Activity.
Look through the records below, count the lines with the word "JSON", and reply with only the number.

** Provided records follows **

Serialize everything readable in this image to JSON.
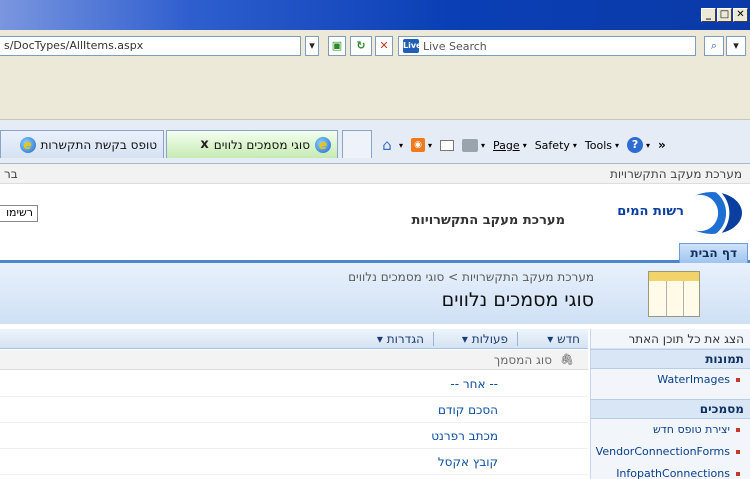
{
  "window": {
    "buttons": [
      "_",
      "□",
      "✕"
    ]
  },
  "address": {
    "url": "s/DocTypes/AllItems.aspx",
    "search_placeholder": "Live Search",
    "search_logo": "Live"
  },
  "tabs": [
    {
      "label": "טופס בקשת התקשרות"
    },
    {
      "label": "סוגי מסמכים נלווים",
      "close": "x"
    }
  ],
  "command_bar": {
    "page": "Page",
    "safety": "Safety",
    "tools": "Tools",
    "more": "»"
  },
  "site": {
    "breadcrumb_top": "מערכת מעקב התקשרויות",
    "top_left": "בר",
    "logo_text": "רשות המים",
    "site_title": "מערכת מעקב התקשרויות",
    "view_button": "רשימו",
    "home_tab": "דף הבית",
    "crumb": "מערכת מעקב התקשרויות > סוגי מסמכים נלווים",
    "list_title": "סוגי מסמכים נלווים"
  },
  "quick_launch": {
    "view_all": "הצג את כל תוכן האתר",
    "sections": [
      {
        "title": "תמונות",
        "items": [
          "WaterImages"
        ]
      },
      {
        "title": "מסמכים",
        "items": [
          "יצירת טופס חדש",
          "VendorConnectionForms",
          "InfopathConnections"
        ]
      }
    ]
  },
  "toolbar": {
    "new": "חדש",
    "actions": "פעולות",
    "settings": "הגדרות",
    "caret": "▾"
  },
  "list": {
    "column": "סוג המסמך",
    "rows": [
      "-- אחר --",
      "הסכם קודם",
      "מכתב רפרנט",
      "קובץ אקסל"
    ]
  }
}
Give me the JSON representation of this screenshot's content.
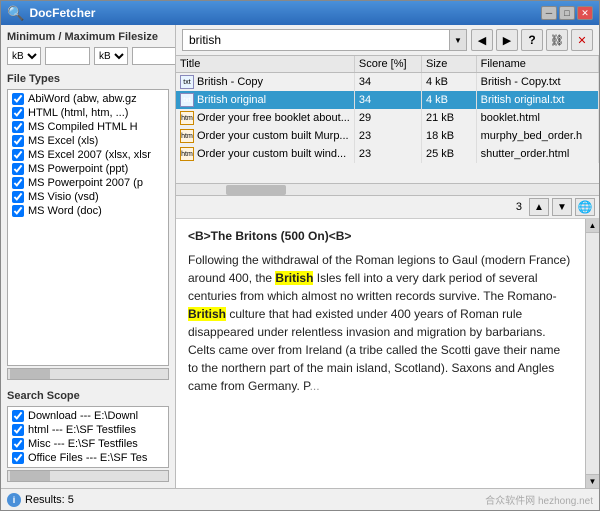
{
  "window": {
    "title": "DocFetcher",
    "controls": [
      "minimize",
      "maximize",
      "close"
    ]
  },
  "left_panel": {
    "filesize_section": {
      "label": "Minimum / Maximum Filesize",
      "min_unit": "kB",
      "max_unit": "kB",
      "min_value": "",
      "max_value": ""
    },
    "file_types_section": {
      "label": "File Types",
      "items": [
        {
          "label": "AbiWord (abw, abw.gz",
          "checked": true
        },
        {
          "label": "HTML (html, htm, ...)",
          "checked": true
        },
        {
          "label": "MS Compiled HTML H",
          "checked": true
        },
        {
          "label": "MS Excel (xls)",
          "checked": true
        },
        {
          "label": "MS Excel 2007 (xlsx, xlsr",
          "checked": true
        },
        {
          "label": "MS Powerpoint (ppt)",
          "checked": true
        },
        {
          "label": "MS Powerpoint 2007 (p",
          "checked": true
        },
        {
          "label": "MS Visio (vsd)",
          "checked": true
        },
        {
          "label": "MS Word (doc)",
          "checked": true
        }
      ]
    },
    "search_scope_section": {
      "label": "Search Scope",
      "items": [
        {
          "label": "Download --- E:\\Downl",
          "checked": true
        },
        {
          "label": "html --- E:\\SF Testfiles",
          "checked": true
        },
        {
          "label": "Misc --- E:\\SF Testfiles",
          "checked": true
        },
        {
          "label": "Office Files --- E:\\SF Tes",
          "checked": true
        }
      ]
    },
    "status": "Results: 5"
  },
  "search_bar": {
    "query": "british",
    "placeholder": "british"
  },
  "results_table": {
    "columns": [
      "Title",
      "Score [%]",
      "Size",
      "Filename"
    ],
    "rows": [
      {
        "icon": "txt",
        "title": "British - Copy",
        "score": "34",
        "size": "4 kB",
        "filename": "British - Copy.txt",
        "selected": false
      },
      {
        "icon": "txt",
        "title": "British original",
        "score": "34",
        "size": "4 kB",
        "filename": "British original.txt",
        "selected": true
      },
      {
        "icon": "html",
        "title": "Order your free booklet about...",
        "score": "29",
        "size": "21 kB",
        "filename": "booklet.html",
        "selected": false
      },
      {
        "icon": "html",
        "title": "Order your custom built Murp...",
        "score": "23",
        "size": "18 kB",
        "filename": "murphy_bed_order.h",
        "selected": false
      },
      {
        "icon": "html",
        "title": "Order your custom built wind...",
        "score": "23",
        "size": "25 kB",
        "filename": "shutter_order.html",
        "selected": false
      }
    ]
  },
  "preview": {
    "page_number": "3",
    "nav_prev": "▲",
    "nav_next": "▼",
    "content_html": true,
    "paragraphs": [
      "<B>The Britons (500 On)<B>",
      "Following the withdrawal of the Roman legions to Gaul (modern France) around 400, the <mark>British</mark> Isles fell into a very dark period of several centuries from which almost no written records survive. The Romano-<mark>British</mark> culture that had existed under 400 years of Roman rule disappeared under relentless invasion and migration by barbarians. Celts came over from Ireland (a tribe called the Scotti gave their name to the northern part of the main island, Scotland). Saxons and Angles came from Germany. P..."
    ]
  },
  "icons": {
    "minimize": "─",
    "maximize": "□",
    "close": "✕",
    "dropdown": "▼",
    "nav_back": "◀",
    "nav_forward": "▶",
    "nav_up": "▲",
    "nav_down": "▼",
    "refresh": "↻",
    "link": "⛓",
    "window_close": "✕",
    "info": "i"
  }
}
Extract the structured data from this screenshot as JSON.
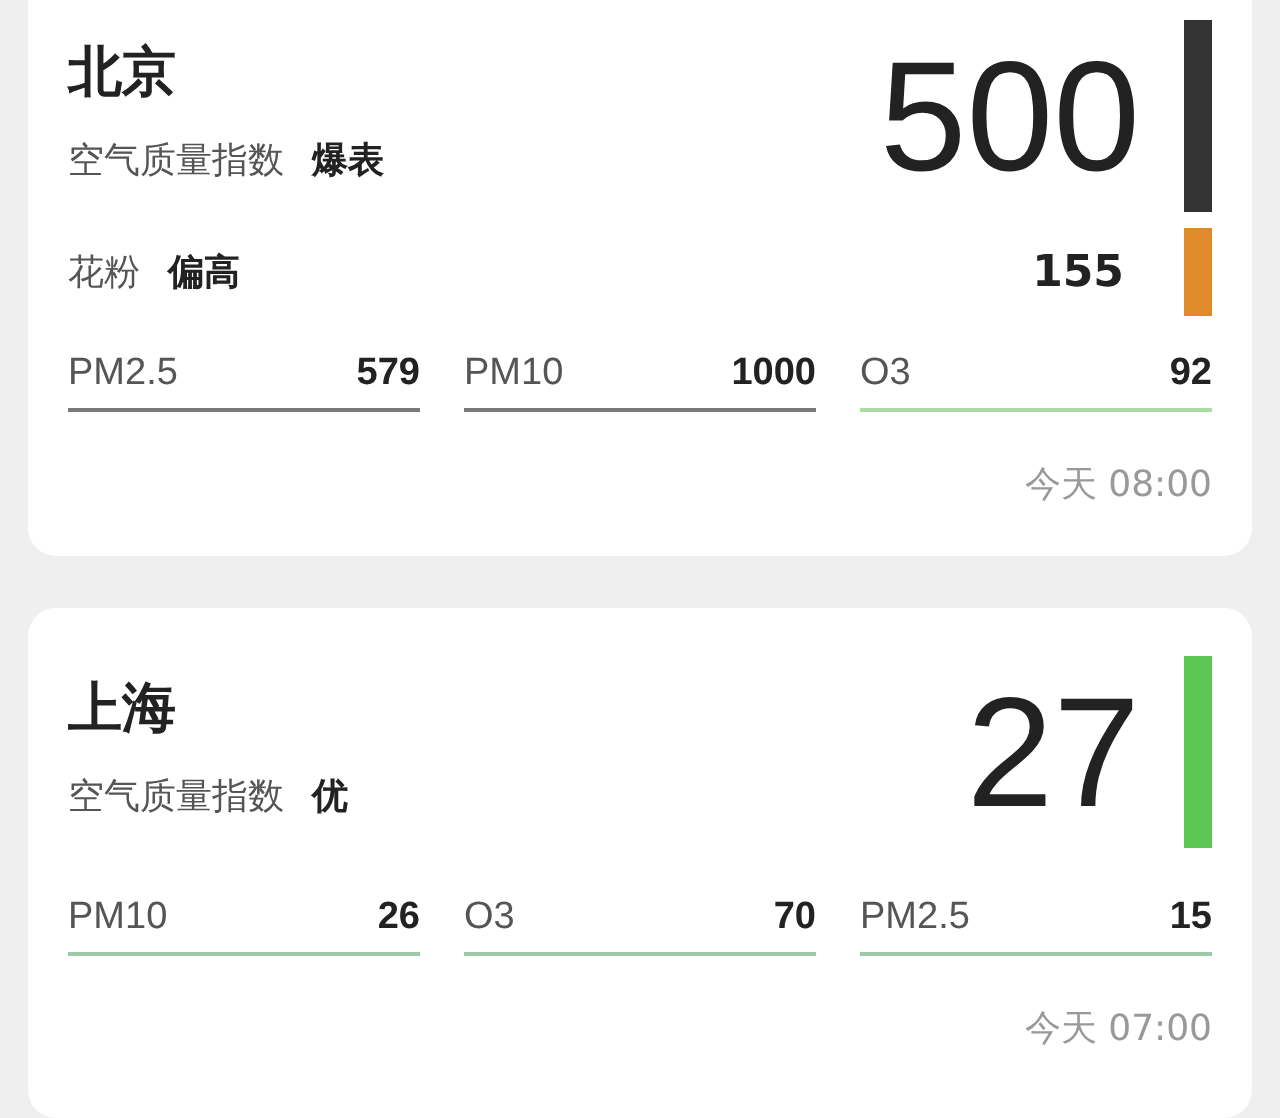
{
  "cards": [
    {
      "city": "北京",
      "index_label": "空气质量指数",
      "index_level": "爆表",
      "aqi": "500",
      "color": "#333333",
      "pollen": {
        "label": "花粉",
        "level": "偏高",
        "value": "155",
        "color": "#e08a2c"
      },
      "pollutants": [
        {
          "name": "PM2.5",
          "value": "579",
          "color": "#7a7a7a"
        },
        {
          "name": "PM10",
          "value": "1000",
          "color": "#7a7a7a"
        },
        {
          "name": "O3",
          "value": "92",
          "color": "#a8dca0"
        }
      ],
      "time": "今天 08:00"
    },
    {
      "city": "上海",
      "index_label": "空气质量指数",
      "index_level": "优",
      "aqi": "27",
      "color": "#5cc653",
      "pollutants": [
        {
          "name": "PM10",
          "value": "26",
          "color": "#9cc9a8"
        },
        {
          "name": "O3",
          "value": "70",
          "color": "#9cc9a8"
        },
        {
          "name": "PM2.5",
          "value": "15",
          "color": "#9cc9a8"
        }
      ],
      "time": "今天 07:00"
    }
  ]
}
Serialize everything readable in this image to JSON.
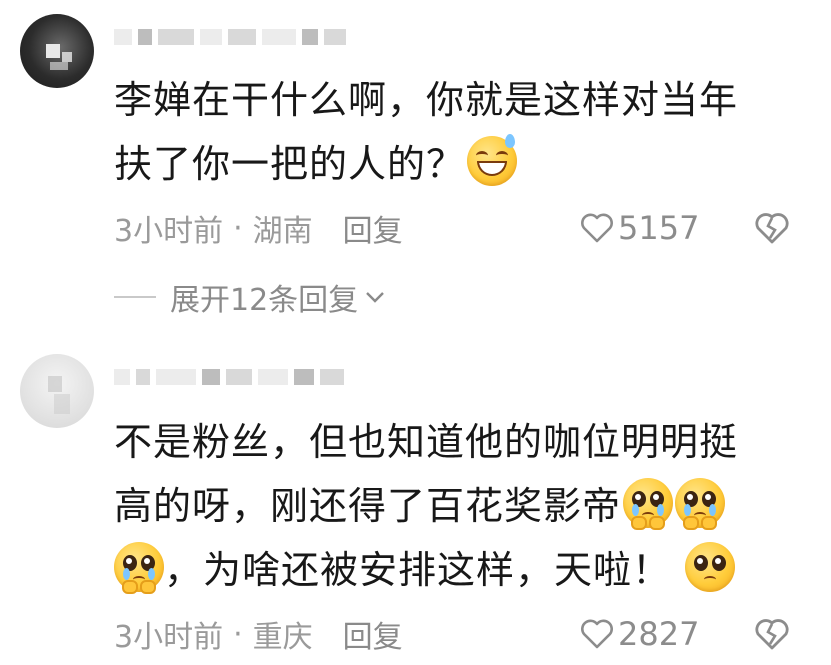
{
  "comments": [
    {
      "text_lines": [
        "李婵在干什么啊，你就是这样对当年",
        "扶了你一把的人的？"
      ],
      "emoji": "grinning-sweat-emoji",
      "time": "3小时前",
      "sep": "·",
      "location": "湖南",
      "reply_label": "回复",
      "likes": "5157",
      "expand_label": "展开12条回复"
    },
    {
      "text_lines": [
        "不是粉丝，但也知道他的咖位明明挺",
        "高的呀，刚还得了百花奖影帝",
        "，为啥还被安排这样，天啦！"
      ],
      "emoji": "pleading-face-emoji",
      "time": "3小时前",
      "sep": "·",
      "location": "重庆",
      "reply_label": "回复",
      "likes": "2827"
    }
  ],
  "colors": {
    "text": "#181818",
    "meta": "#9a9a9a",
    "icon": "#8c8c8c",
    "background": "#ffffff"
  },
  "icons": [
    "heart-outline-icon",
    "broken-heart-icon",
    "chevron-down-icon"
  ]
}
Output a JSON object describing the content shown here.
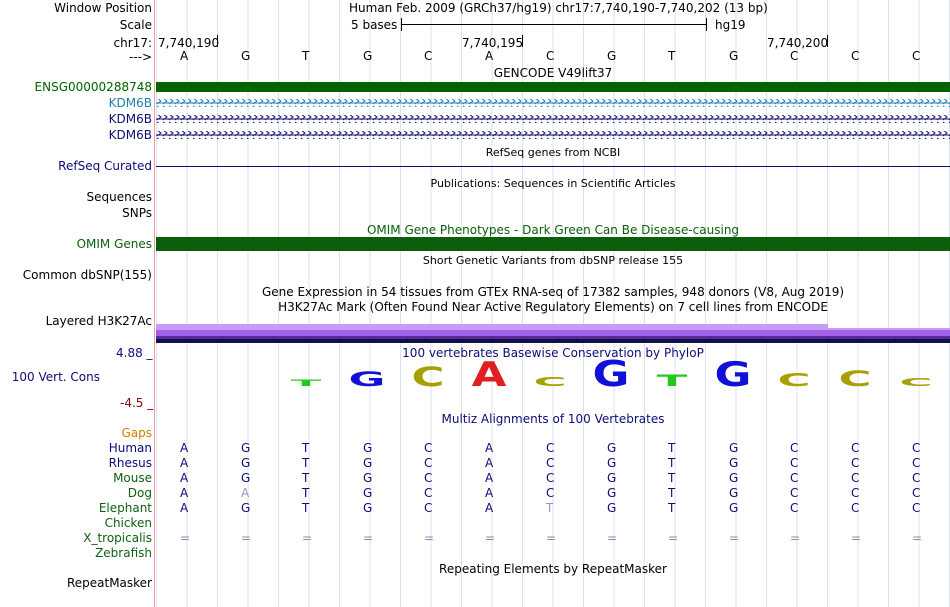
{
  "header": {
    "window_position_label": "Window Position",
    "window_position_value": "Human Feb. 2009 (GRCh37/hg19)   chr17:7,740,190-7,740,202 (13 bp)",
    "scale_label": "Scale",
    "scale_value": "5 bases",
    "scale_assembly": "hg19",
    "chrom_label": "chr17:",
    "arrow_label": "--->",
    "position_ticks": [
      "7,740,190",
      "7,740,195",
      "7,740,200"
    ]
  },
  "sequence": [
    "A",
    "G",
    "T",
    "G",
    "C",
    "A",
    "C",
    "G",
    "T",
    "G",
    "C",
    "C",
    "C"
  ],
  "tracks": {
    "gencode_title": "GENCODE V49lift37",
    "gencode_items": [
      "ENSG00000288748",
      "KDM6B",
      "KDM6B",
      "KDM6B"
    ],
    "refseq_title": "RefSeq genes from NCBI",
    "refseq_label": "RefSeq Curated",
    "pubs_title": "Publications: Sequences in Scientific Articles",
    "sequences_label": "Sequences",
    "snps_label": "SNPs",
    "omim_title": "OMIM Gene Phenotypes - Dark Green Can Be Disease-causing",
    "omim_label": "OMIM Genes",
    "dbsnp_title": "Short Genetic Variants from dbSNP release 155",
    "dbsnp_label": "Common dbSNP(155)",
    "gtex_title": "Gene Expression in 54 tissues from GTEx RNA-seq of 17382 samples, 948 donors (V8, Aug 2019)",
    "h3k27_title": "H3K27Ac Mark (Often Found Near Active Regulatory Elements) on 7 cell lines from ENCODE",
    "h3k27_label": "Layered H3K27Ac",
    "cons_top": "4.88 _",
    "cons_title": "100 vertebrates Basewise Conservation by PhyloP",
    "cons_label": "100 Vert. Cons",
    "cons_bottom": "-4.5 _",
    "multiz_title": "Multiz Alignments of 100 Vertebrates",
    "gaps_label": "Gaps",
    "repeat_title": "Repeating Elements by RepeatMasker",
    "repeat_label": "RepeatMasker"
  },
  "phylop_letters": [
    "T",
    "G",
    "C",
    "A",
    "C",
    "G",
    "T",
    "G",
    "C",
    "C",
    "C"
  ],
  "species": [
    {
      "name": "Human",
      "bases": [
        "A",
        "G",
        "T",
        "G",
        "C",
        "A",
        "C",
        "G",
        "T",
        "G",
        "C",
        "C",
        "C"
      ]
    },
    {
      "name": "Rhesus",
      "bases": [
        "A",
        "G",
        "T",
        "G",
        "C",
        "A",
        "C",
        "G",
        "T",
        "G",
        "C",
        "C",
        "C"
      ]
    },
    {
      "name": "Mouse",
      "bases": [
        "A",
        "G",
        "T",
        "G",
        "C",
        "A",
        "C",
        "G",
        "T",
        "G",
        "C",
        "C",
        "C"
      ]
    },
    {
      "name": "Dog",
      "bases": [
        "A",
        "A",
        "T",
        "G",
        "C",
        "A",
        "C",
        "G",
        "T",
        "G",
        "C",
        "C",
        "C"
      ]
    },
    {
      "name": "Elephant",
      "bases": [
        "A",
        "G",
        "T",
        "G",
        "C",
        "A",
        "T",
        "G",
        "T",
        "G",
        "C",
        "C",
        "C"
      ]
    },
    {
      "name": "Chicken",
      "bases": [
        "",
        "",
        "",
        "",
        "",
        "",
        "",
        "",
        "",
        "",
        "",
        "",
        ""
      ]
    },
    {
      "name": "X_tropicalis",
      "bases": [
        "=",
        "=",
        "=",
        "=",
        "=",
        "=",
        "=",
        "=",
        "=",
        "=",
        "=",
        "=",
        "="
      ]
    },
    {
      "name": "Zebrafish",
      "bases": [
        "",
        "",
        "",
        "",
        "",
        "",
        "",
        "",
        "",
        "",
        "",
        "",
        ""
      ]
    }
  ],
  "colors": {
    "gencode_green": "#006400",
    "kdm6b_blue": "#1e7fb0",
    "navy": "#0c0c78",
    "omim_green": "#0b5f0b",
    "h3k27_purple": "#b06ef0",
    "h3k27_dark": "#1a1a5a",
    "phylop_a": "#e02020",
    "phylop_c": "#a8a000",
    "phylop_g": "#1010d8",
    "phylop_t": "#20c820",
    "species_primate": "#0c0c78",
    "species_other": "#106010",
    "gaps_orange": "#d08000"
  }
}
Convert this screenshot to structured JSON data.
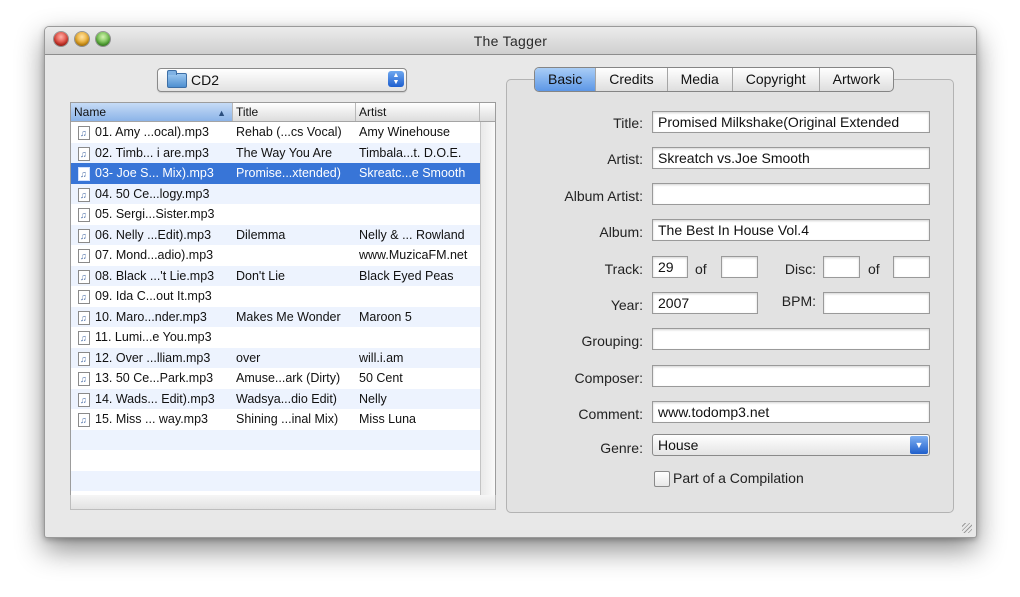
{
  "window": {
    "title": "The Tagger"
  },
  "folder_popup": {
    "label": "CD2",
    "icon": "folder-icon"
  },
  "file_list": {
    "columns": [
      "Name",
      "Title",
      "Artist"
    ],
    "rows": [
      {
        "name": "01. Amy ...ocal).mp3",
        "title": "Rehab (...cs Vocal)",
        "artist": "Amy Winehouse"
      },
      {
        "name": "02. Timb... i are.mp3",
        "title": "The Way You Are",
        "artist": "Timbala...t. D.O.E."
      },
      {
        "name": "03- Joe S... Mix).mp3",
        "title": "Promise...xtended)",
        "artist": "Skreatc...e Smooth",
        "selected": true
      },
      {
        "name": "04. 50 Ce...logy.mp3",
        "title": "",
        "artist": ""
      },
      {
        "name": "05. Sergi...Sister.mp3",
        "title": "",
        "artist": ""
      },
      {
        "name": "06. Nelly ...Edit).mp3",
        "title": "Dilemma",
        "artist": "Nelly & ... Rowland"
      },
      {
        "name": "07. Mond...adio).mp3",
        "title": "",
        "artist": "www.MuzicaFM.net"
      },
      {
        "name": "08. Black ...'t Lie.mp3",
        "title": "Don't Lie",
        "artist": "Black Eyed Peas"
      },
      {
        "name": "09. Ida C...out It.mp3",
        "title": "",
        "artist": ""
      },
      {
        "name": "10. Maro...nder.mp3",
        "title": "Makes Me Wonder",
        "artist": "Maroon 5"
      },
      {
        "name": "11. Lumi...e You.mp3",
        "title": "",
        "artist": ""
      },
      {
        "name": "12. Over ...lliam.mp3",
        "title": "over",
        "artist": "will.i.am"
      },
      {
        "name": "13. 50 Ce...Park.mp3",
        "title": "Amuse...ark (Dirty)",
        "artist": "50 Cent"
      },
      {
        "name": "14. Wads... Edit).mp3",
        "title": "Wadsya...dio Edit)",
        "artist": "Nelly"
      },
      {
        "name": "15. Miss ... way.mp3",
        "title": "Shining ...inal Mix)",
        "artist": "Miss Luna"
      },
      {
        "name": "",
        "title": "",
        "artist": ""
      },
      {
        "name": "",
        "title": "",
        "artist": ""
      },
      {
        "name": "",
        "title": "",
        "artist": ""
      }
    ]
  },
  "tabs": [
    "Basic",
    "Credits",
    "Media",
    "Copyright",
    "Artwork"
  ],
  "active_tab": "Basic",
  "form": {
    "title_label": "Title:",
    "title_value": "Promised Milkshake(Original Extended",
    "artist_label": "Artist:",
    "artist_value": "Skreatch vs.Joe Smooth",
    "album_artist_label": "Album Artist:",
    "album_artist_value": "",
    "album_label": "Album:",
    "album_value": "The Best In House Vol.4",
    "track_label": "Track:",
    "track_value": "29",
    "track_of_label": "of",
    "track_total": "",
    "disc_label": "Disc:",
    "disc_value": "",
    "disc_of_label": "of",
    "disc_total": "",
    "year_label": "Year:",
    "year_value": "2007",
    "bpm_label": "BPM:",
    "bpm_value": "",
    "grouping_label": "Grouping:",
    "grouping_value": "",
    "composer_label": "Composer:",
    "composer_value": "",
    "comment_label": "Comment:",
    "comment_value": "www.todomp3.net",
    "genre_label": "Genre:",
    "genre_value": "House",
    "compilation_label": "Part of a Compilation",
    "compilation_checked": false
  },
  "colors": {
    "selection": "#3875d7",
    "active_tab": "#6ea3ea",
    "window_bg": "#e8e8e8"
  }
}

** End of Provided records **

Solved problem.
6